Researchers still are working out the details of how heat-shocking works, but it appears to change the food in several ways at once. Many of the fruits and vegetables you bring home from the store are still alive and respiring; the quick heat treatment tends to slow the rate at which they respire and produce ethylene, a gas that plays a crucial role in the ripening of many kinds of produce. In leafy greens, the shock of the hot water also seems to turn down production of enzymes that cause browning around wounded leaves, and to turn up the production of heat-shock proteins, which can have preservative effects.
For the home cook, the inner workings don't really matter. The bottom line is that soaking your produce in hot water for a few minutes after you unpack it makes it cheaper and more nutritious because more fruits and veggies will end up in your family rather than in the trash.
The optimal time and temperature for heat-shocking fruits and vegetables varies in response to many factors — in particular, whether they were already treated before purchase.
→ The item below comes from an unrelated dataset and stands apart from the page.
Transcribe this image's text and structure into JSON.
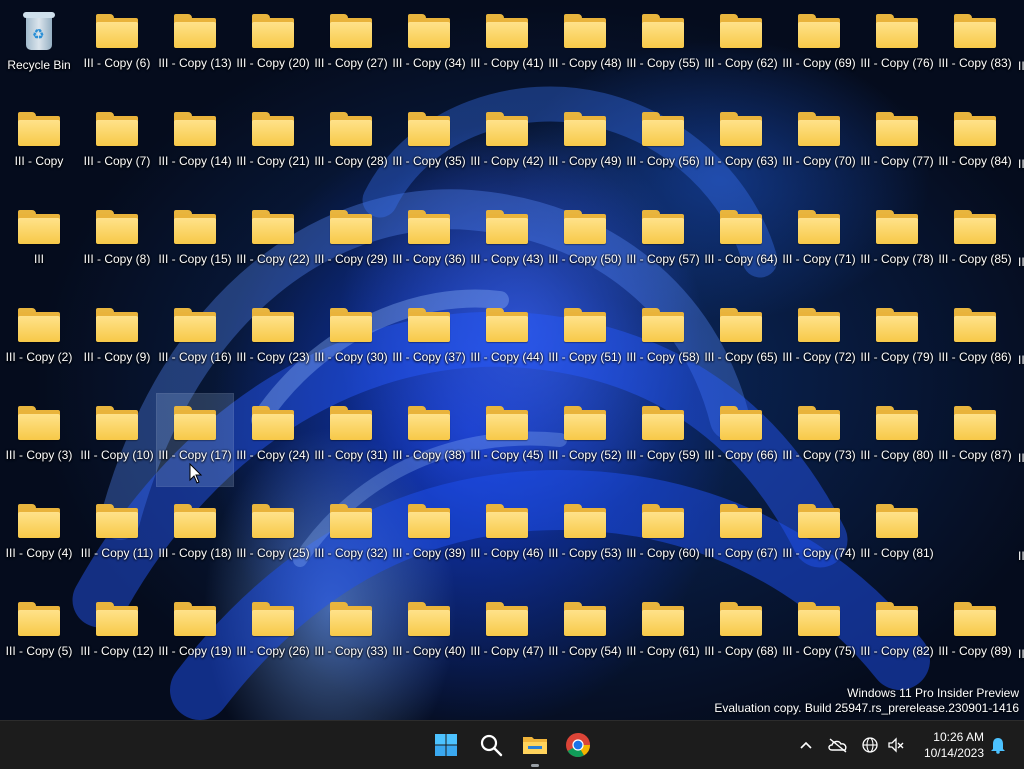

Use these as general guidelines.
— Asparagus: 2 to 3 minutes at 131 F (55 C)
— Broccoli: 7 to 8 minutes at 117 F (47 C)
— Cantaloupe (whole): 60 minutes at 122 F (50 C)
— Celery: 90 seconds at 122 F (50 C)
— Grapes: 8 minutes at 113 F (45 C)
— Kiwi fruit: 15 to 20 minutes at 104 F (40 C)
— Lettuce: 1 to 2 minutes at 122 F (50 C)
— Oranges (whole): 40 to 45 minutes at 113 F (45 C)
— Peaches (whole): 40 minutes at 104 F (40 C)
EDITOR'S NOTE: W. Wayt Gibbs is editor-in-chief of The Cooking Lab, the culinary research team led by Nathan Myhrvold that produced the cookbooks "Modernist Cuisine: The Art and Science of Cooking" and "Modernist Cuisine at Home."